Records drawn from a dataset
+++

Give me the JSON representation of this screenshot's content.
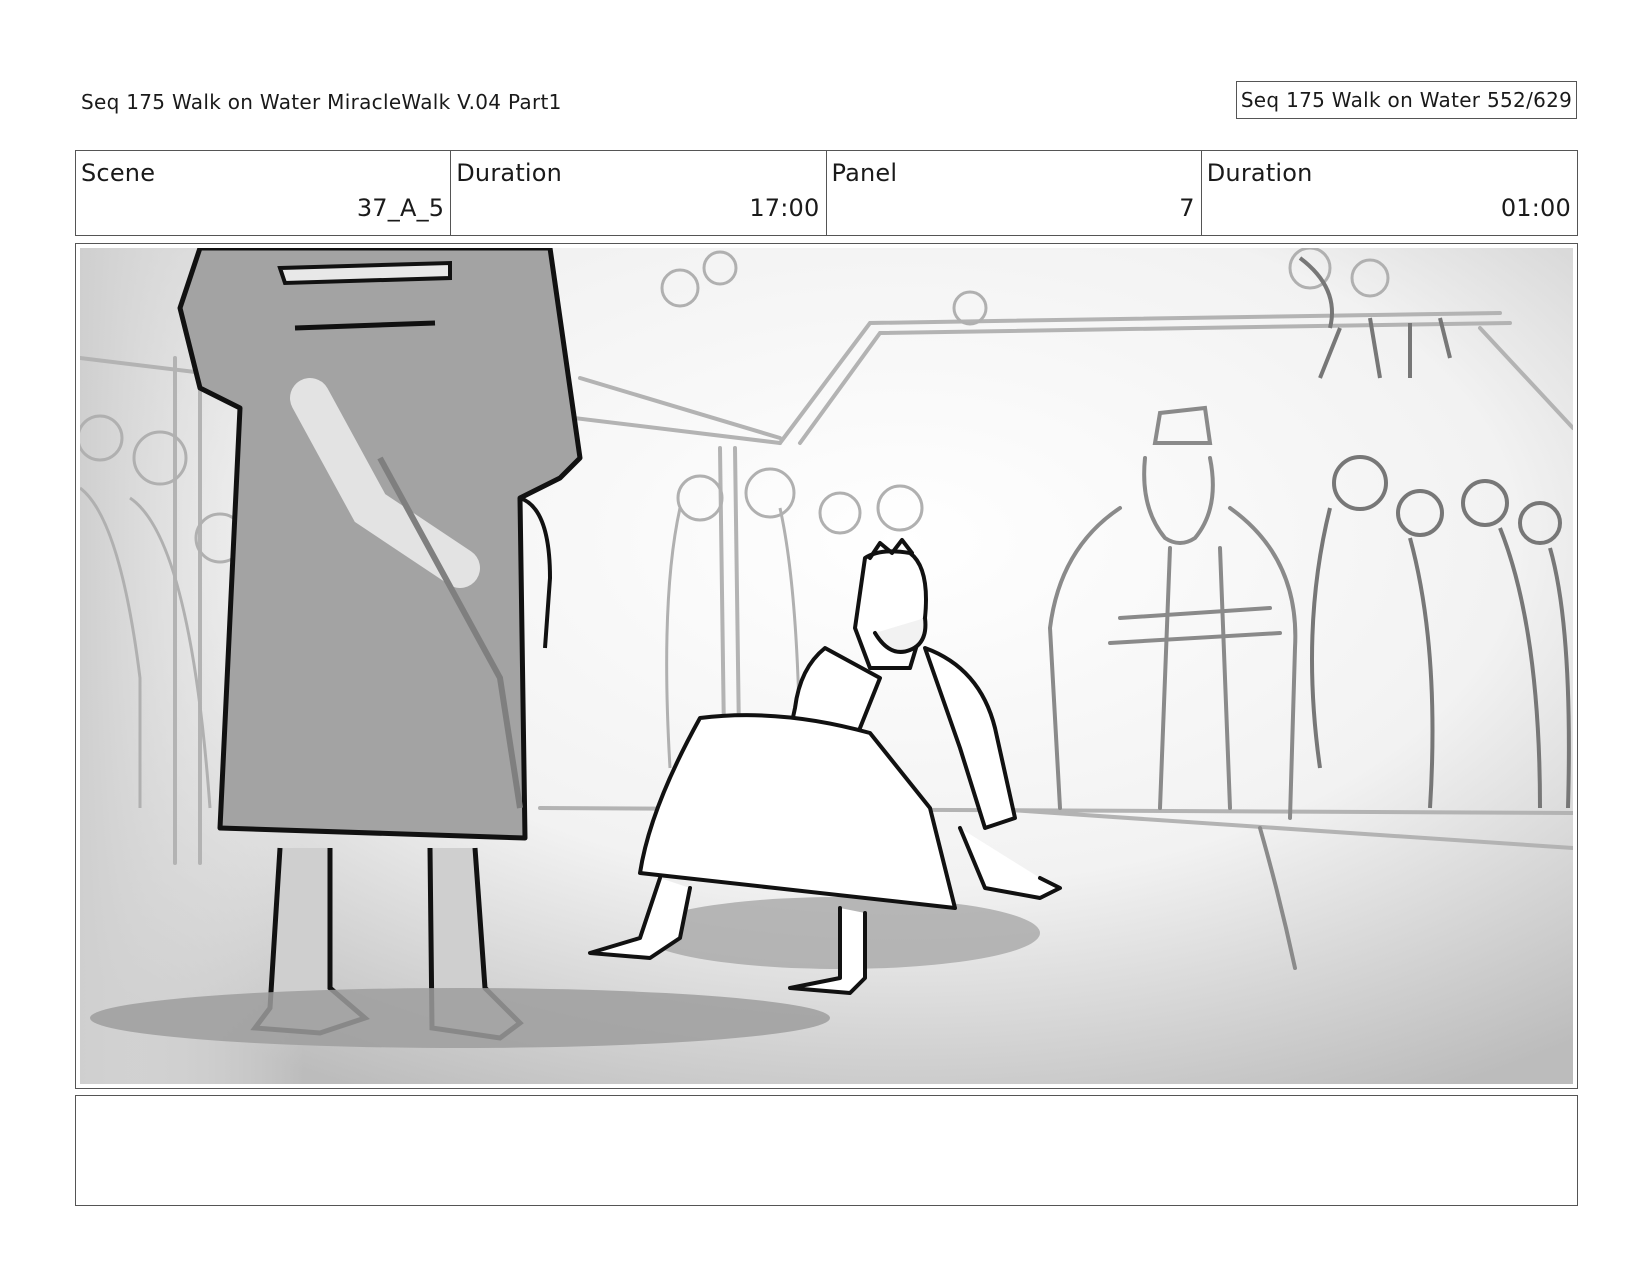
{
  "header": {
    "title": "Seq 175 Walk on Water  MiracleWalk V.04 Part1",
    "page_counter": "Seq 175 Walk on Water 552/629"
  },
  "info": {
    "scene_label": "Scene",
    "scene_value": "37_A_5",
    "scene_duration_label": "Duration",
    "scene_duration_value": "17:00",
    "panel_label": "Panel",
    "panel_value": "7",
    "panel_duration_label": "Duration",
    "panel_duration_value": "01:00"
  },
  "panel": {
    "image_icon": "storyboard-sketch"
  },
  "notes": {
    "text": ""
  }
}
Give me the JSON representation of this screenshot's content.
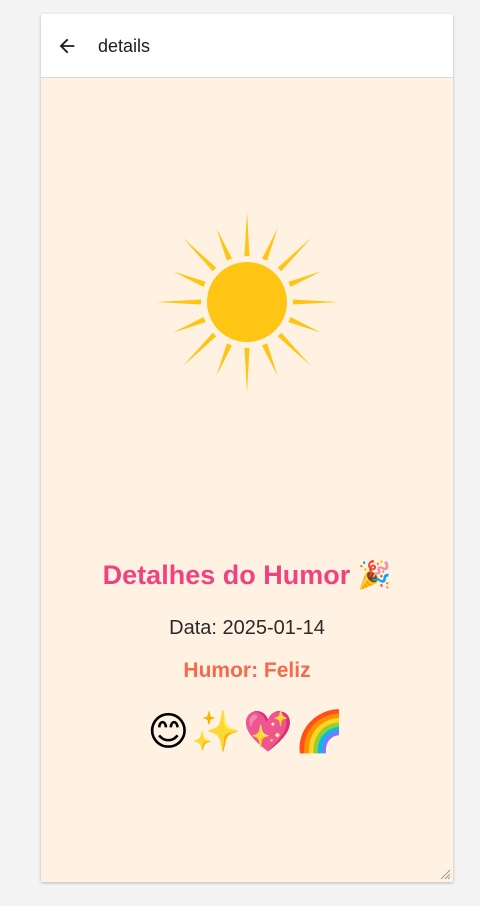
{
  "colors": {
    "background": "#fff2e3",
    "title": "#f0427e",
    "mood": "#f46a4e",
    "sun": "#ffc515"
  },
  "appbar": {
    "back_icon": "arrow-back-icon",
    "title": "details"
  },
  "hero": {
    "icon": "sun-icon"
  },
  "details": {
    "heading": "Detalhes do Humor 🎉",
    "date_line": "Data: 2025-01-14",
    "mood_line": "Humor: Feliz",
    "emojis": "😊✨💖🌈"
  }
}
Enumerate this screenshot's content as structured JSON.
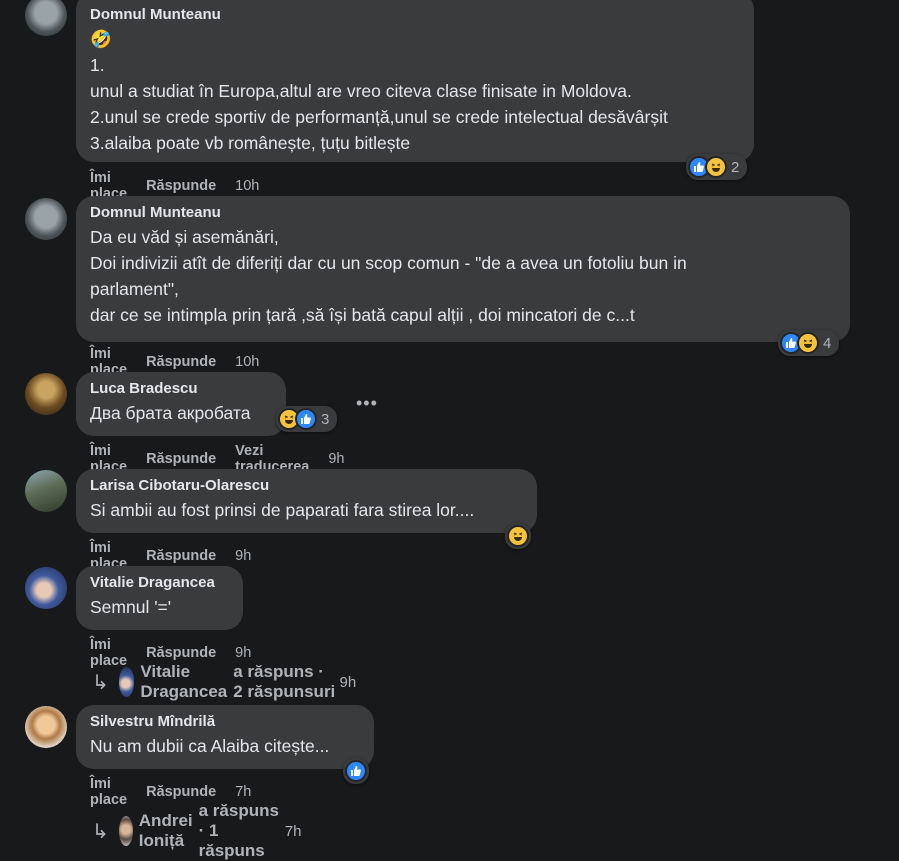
{
  "comments": [
    {
      "author": "Domnul Munteanu",
      "lines": [
        "🤣",
        "1.",
        "unul a studiat în Europa,altul are vreo citeva clase finisate in Moldova.",
        "2.unul se crede sportiv de performanță,unul se crede intelectual desăvârșit",
        "3.alaiba poate vb românește, țuțu bitlește"
      ],
      "like_label": "Îmi place",
      "reply_label": "Răspunde",
      "time": "10h",
      "reaction_count": "2"
    },
    {
      "author": "Domnul Munteanu",
      "lines": [
        "Da eu văd și asemănări,",
        "Doi indivizii atît de diferiți dar cu un scop comun - \"de a avea un fotoliu bun in",
        "parlament\",",
        "dar ce se intimpla prin țară ,să își bată capul alții , doi mincatori de c...t"
      ],
      "like_label": "Îmi place",
      "reply_label": "Răspunde",
      "time": "10h",
      "reaction_count": "4"
    },
    {
      "author": "Luca Bradescu",
      "lines": [
        "Два брата акробата"
      ],
      "like_label": "Îmi place",
      "reply_label": "Răspunde",
      "translate_label": "Vezi traducerea",
      "time": "9h",
      "reaction_count": "3",
      "more": "•••"
    },
    {
      "author": "Larisa Cibotaru-Olarescu",
      "lines": [
        "Si ambii au fost prinsi de paparati fara stirea lor...."
      ],
      "like_label": "Îmi place",
      "reply_label": "Răspunde",
      "time": "9h"
    },
    {
      "author": "Vitalie Dragancea",
      "lines": [
        "Semnul '='"
      ],
      "like_label": "Îmi place",
      "reply_label": "Răspunde",
      "time": "9h",
      "replies": {
        "name": "Vitalie Dragancea",
        "text": "a răspuns · 2 răspunsuri",
        "time": "9h"
      }
    },
    {
      "author": "Silvestru Mîndrilă",
      "lines": [
        "Nu am dubii ca Alaiba citește..."
      ],
      "like_label": "Îmi place",
      "reply_label": "Răspunde",
      "time": "7h",
      "replies": {
        "name": "Andrei Ioniță",
        "text": "a răspuns · 1 răspuns",
        "time": "7h"
      }
    }
  ],
  "icons": {
    "like": "like-reaction-icon",
    "haha": "haha-reaction-icon",
    "reply": "reply-arrow-icon"
  },
  "colors": {
    "background": "#18191a",
    "bubble": "#3a3b3c",
    "like": "#2d88ff",
    "haha": "#f7c23d",
    "muted": "#b0b3b8"
  }
}
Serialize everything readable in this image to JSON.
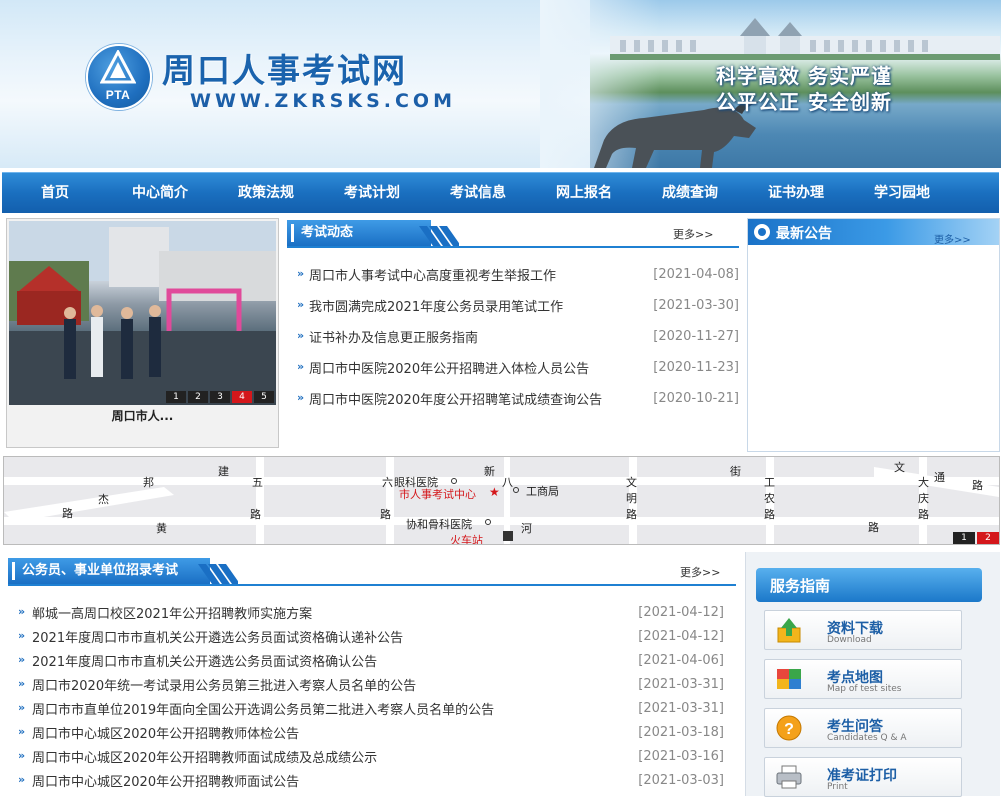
{
  "header": {
    "logo_text": "PTA",
    "title": "周口人事考试网",
    "url": "WWW.ZKRSKS.COM",
    "slogan_line1": "科学高效  务实严谨",
    "slogan_line2": "公平公正  安全创新"
  },
  "nav": {
    "items": [
      {
        "label": "首页"
      },
      {
        "label": "中心简介"
      },
      {
        "label": "政策法规"
      },
      {
        "label": "考试计划"
      },
      {
        "label": "考试信息"
      },
      {
        "label": "网上报名"
      },
      {
        "label": "成绩查询"
      },
      {
        "label": "证书办理"
      },
      {
        "label": "学习园地"
      }
    ]
  },
  "slideshow": {
    "caption": "周口市人...",
    "pages": [
      "1",
      "2",
      "3",
      "4",
      "5"
    ],
    "active_page": "4"
  },
  "exam_news": {
    "title": "考试动态",
    "more": "更多>>",
    "items": [
      {
        "title": "周口市人事考试中心高度重视考生举报工作",
        "date": "[2021-04-08]"
      },
      {
        "title": "我市圆满完成2021年度公务员录用笔试工作",
        "date": "[2021-03-30]"
      },
      {
        "title": "证书补办及信息更正服务指南",
        "date": "[2020-11-27]"
      },
      {
        "title": "周口市中医院2020年公开招聘进入体检人员公告",
        "date": "[2020-11-23]"
      },
      {
        "title": "周口市中医院2020年度公开招聘笔试成绩查询公告",
        "date": "[2020-10-21]"
      }
    ]
  },
  "notice": {
    "title": "最新公告",
    "more": "更多>>"
  },
  "map": {
    "labels": {
      "jian": "建",
      "xin": "新",
      "jie": "街",
      "wen": "文",
      "tong": "通",
      "bang": "邦",
      "jie2": "杰",
      "lu1": "路",
      "huang": "黄",
      "he": "河",
      "wu": "五",
      "lu2": "路",
      "liu": "六",
      "lu3": "路",
      "ba": "八",
      "wenming1": "文",
      "wenming2": "明",
      "lu4": "路",
      "gongnong1": "工",
      "gongnong2": "农",
      "lu5": "路",
      "daqing1": "大",
      "daqing2": "庆",
      "lu6": "路",
      "lu7": "路",
      "lu8": "路"
    },
    "places": {
      "eye_hospital": "眼科医院",
      "center": "市人事考试中心",
      "commerce_bureau": "工商局",
      "ortho_hospital": "协和骨科医院",
      "station": "火车站"
    },
    "pages": [
      "1",
      "2"
    ],
    "active_page": "2"
  },
  "recruit": {
    "title": "公务员、事业单位招录考试",
    "more": "更多>>",
    "items": [
      {
        "title": "郸城一高周口校区2021年公开招聘教师实施方案",
        "date": "[2021-04-12]"
      },
      {
        "title": "2021年度周口市市直机关公开遴选公务员面试资格确认递补公告",
        "date": "[2021-04-12]"
      },
      {
        "title": "2021年度周口市市直机关公开遴选公务员面试资格确认公告",
        "date": "[2021-04-06]"
      },
      {
        "title": "周口市2020年统一考试录用公务员第三批进入考察人员名单的公告",
        "date": "[2021-03-31]"
      },
      {
        "title": "周口市市直单位2019年面向全国公开选调公务员第二批进入考察人员名单的公告",
        "date": "[2021-03-31]"
      },
      {
        "title": "周口市中心城区2020年公开招聘教师体检公告",
        "date": "[2021-03-18]"
      },
      {
        "title": "周口市中心城区2020年公开招聘教师面试成绩及总成绩公示",
        "date": "[2021-03-16]"
      },
      {
        "title": "周口市中心城区2020年公开招聘教师面试公告",
        "date": "[2021-03-03]"
      }
    ]
  },
  "service": {
    "title": "服务指南",
    "buttons": [
      {
        "cn": "资料下载",
        "en": "Download",
        "icon": "download-icon"
      },
      {
        "cn": "考点地图",
        "en": "Map of test sites",
        "icon": "map-icon"
      },
      {
        "cn": "考生问答",
        "en": "Candidates Q & A",
        "icon": "question-icon"
      },
      {
        "cn": "准考证打印",
        "en": "Print",
        "icon": "printer-icon"
      }
    ]
  },
  "colors": {
    "primary_blue": "#1a6fbf",
    "nav_blue": "#1f7bd0",
    "active_red": "#d4171b"
  }
}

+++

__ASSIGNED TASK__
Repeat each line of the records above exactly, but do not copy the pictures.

__COMPLETED TASK__
Give me the JSON representation of this screenshot's content.
{
  "header": {
    "title": "Seq 175 Walk on Water  MiracleWalk V.04 Part1",
    "page_counter": "Seq 175 Walk on Water 552/629"
  },
  "info": {
    "scene_label": "Scene",
    "scene_value": "37_A_5",
    "scene_duration_label": "Duration",
    "scene_duration_value": "17:00",
    "panel_label": "Panel",
    "panel_value": "7",
    "panel_duration_label": "Duration",
    "panel_duration_value": "01:00"
  },
  "panel": {
    "image_icon": "storyboard-sketch"
  },
  "notes": {
    "text": ""
  }
}
Give me the JSON representation of this screenshot's content.
{
  "colors": {
    "background": "#fff2e3",
    "title": "#f0427e",
    "mood": "#f46a4e",
    "sun": "#ffc515"
  },
  "appbar": {
    "back_icon": "arrow-back-icon",
    "title": "details"
  },
  "hero": {
    "icon": "sun-icon"
  },
  "details": {
    "heading": "Detalhes do Humor 🎉",
    "date_line": "Data: 2025-01-14",
    "mood_line": "Humor: Feliz",
    "emojis": "😊✨💖🌈"
  }
}
Enumerate this screenshot's content as structured JSON.
{
  "comments": [
    {
      "author": "Domnul Munteanu",
      "lines": [
        "🤣",
        "1.",
        "unul a studiat în Europa,altul are vreo citeva clase finisate in Moldova.",
        "2.unul se crede sportiv de performanță,unul se crede intelectual desăvârșit",
        "3.alaiba poate vb românește, țuțu bitlește"
      ],
      "like_label": "Îmi place",
      "reply_label": "Răspunde",
      "time": "10h",
      "reaction_count": "2"
    },
    {
      "author": "Domnul Munteanu",
      "lines": [
        "Da eu văd și asemănări,",
        "Doi indivizii atît de diferiți dar cu un scop comun - \"de a avea un fotoliu bun in",
        "parlament\",",
        "dar ce se intimpla prin țară ,să își bată capul alții , doi mincatori de c...t"
      ],
      "like_label": "Îmi place",
      "reply_label": "Răspunde",
      "time": "10h",
      "reaction_count": "4"
    },
    {
      "author": "Luca Bradescu",
      "lines": [
        "Два брата акробата"
      ],
      "like_label": "Îmi place",
      "reply_label": "Răspunde",
      "translate_label": "Vezi traducerea",
      "time": "9h",
      "reaction_count": "3",
      "more": "•••"
    },
    {
      "author": "Larisa Cibotaru-Olarescu",
      "lines": [
        "Si ambii au fost prinsi de paparati fara stirea lor...."
      ],
      "like_label": "Îmi place",
      "reply_label": "Răspunde",
      "time": "9h"
    },
    {
      "author": "Vitalie Dragancea",
      "lines": [
        "Semnul '='"
      ],
      "like_label": "Îmi place",
      "reply_label": "Răspunde",
      "time": "9h",
      "replies": {
        "name": "Vitalie Dragancea",
        "text": "a răspuns · 2 răspunsuri",
        "time": "9h"
      }
    },
    {
      "author": "Silvestru Mîndrilă",
      "lines": [
        "Nu am dubii ca Alaiba citește..."
      ],
      "like_label": "Îmi place",
      "reply_label": "Răspunde",
      "time": "7h",
      "replies": {
        "name": "Andrei Ioniță",
        "text": "a răspuns · 1 răspuns",
        "time": "7h"
      }
    }
  ],
  "icons": {
    "like": "like-reaction-icon",
    "haha": "haha-reaction-icon",
    "reply": "reply-arrow-icon"
  },
  "colors": {
    "background": "#18191a",
    "bubble": "#3a3b3c",
    "like": "#2d88ff",
    "haha": "#f7c23d",
    "muted": "#b0b3b8"
  }
}
Serialize everything readable in this image to JSON.
{
  "header": {
    "logo_text": "PTA",
    "title": "周口人事考试网",
    "url": "WWW.ZKRSKS.COM",
    "slogan_line1": "科学高效  务实严谨",
    "slogan_line2": "公平公正  安全创新"
  },
  "nav": {
    "items": [
      {
        "label": "首页"
      },
      {
        "label": "中心简介"
      },
      {
        "label": "政策法规"
      },
      {
        "label": "考试计划"
      },
      {
        "label": "考试信息"
      },
      {
        "label": "网上报名"
      },
      {
        "label": "成绩查询"
      },
      {
        "label": "证书办理"
      },
      {
        "label": "学习园地"
      }
    ]
  },
  "slideshow": {
    "caption": "周口市人...",
    "pages": [
      "1",
      "2",
      "3",
      "4",
      "5"
    ],
    "active_page": "4"
  },
  "exam_news": {
    "title": "考试动态",
    "more": "更多>>",
    "items": [
      {
        "title": "周口市人事考试中心高度重视考生举报工作",
        "date": "[2021-04-08]"
      },
      {
        "title": "我市圆满完成2021年度公务员录用笔试工作",
        "date": "[2021-03-30]"
      },
      {
        "title": "证书补办及信息更正服务指南",
        "date": "[2020-11-27]"
      },
      {
        "title": "周口市中医院2020年公开招聘进入体检人员公告",
        "date": "[2020-11-23]"
      },
      {
        "title": "周口市中医院2020年度公开招聘笔试成绩查询公告",
        "date": "[2020-10-21]"
      }
    ]
  },
  "notice": {
    "title": "最新公告",
    "more": "更多>>"
  },
  "map": {
    "labels": {
      "jian": "建",
      "xin": "新",
      "jie": "街",
      "wen": "文",
      "tong": "通",
      "bang": "邦",
      "jie2": "杰",
      "lu1": "路",
      "huang": "黄",
      "he": "河",
      "wu": "五",
      "lu2": "路",
      "liu": "六",
      "lu3": "路",
      "ba": "八",
      "wenming1": "文",
      "wenming2": "明",
      "lu4": "路",
      "gongnong1": "工",
      "gongnong2": "农",
      "lu5": "路",
      "daqing1": "大",
      "daqing2": "庆",
      "lu6": "路",
      "lu7": "路",
      "lu8": "路"
    },
    "places": {
      "eye_hospital": "眼科医院",
      "center": "市人事考试中心",
      "commerce_bureau": "工商局",
      "ortho_hospital": "协和骨科医院",
      "station": "火车站"
    },
    "pages": [
      "1",
      "2"
    ],
    "active_page": "2"
  },
  "recruit": {
    "title": "公务员、事业单位招录考试",
    "more": "更多>>",
    "items": [
      {
        "title": "郸城一高周口校区2021年公开招聘教师实施方案",
        "date": "[2021-04-12]"
      },
      {
        "title": "2021年度周口市市直机关公开遴选公务员面试资格确认递补公告",
        "date": "[2021-04-12]"
      },
      {
        "title": "2021年度周口市市直机关公开遴选公务员面试资格确认公告",
        "date": "[2021-04-06]"
      },
      {
        "title": "周口市2020年统一考试录用公务员第三批进入考察人员名单的公告",
        "date": "[2021-03-31]"
      },
      {
        "title": "周口市市直单位2019年面向全国公开选调公务员第二批进入考察人员名单的公告",
        "date": "[2021-03-31]"
      },
      {
        "title": "周口市中心城区2020年公开招聘教师体检公告",
        "date": "[2021-03-18]"
      },
      {
        "title": "周口市中心城区2020年公开招聘教师面试成绩及总成绩公示",
        "date": "[2021-03-16]"
      },
      {
        "title": "周口市中心城区2020年公开招聘教师面试公告",
        "date": "[2021-03-03]"
      }
    ]
  },
  "service": {
    "title": "服务指南",
    "buttons": [
      {
        "cn": "资料下载",
        "en": "Download",
        "icon": "download-icon"
      },
      {
        "cn": "考点地图",
        "en": "Map of test sites",
        "icon": "map-icon"
      },
      {
        "cn": "考生问答",
        "en": "Candidates Q & A",
        "icon": "question-icon"
      },
      {
        "cn": "准考证打印",
        "en": "Print",
        "icon": "printer-icon"
      }
    ]
  },
  "colors": {
    "primary_blue": "#1a6fbf",
    "nav_blue": "#1f7bd0",
    "active_red": "#d4171b"
  }
}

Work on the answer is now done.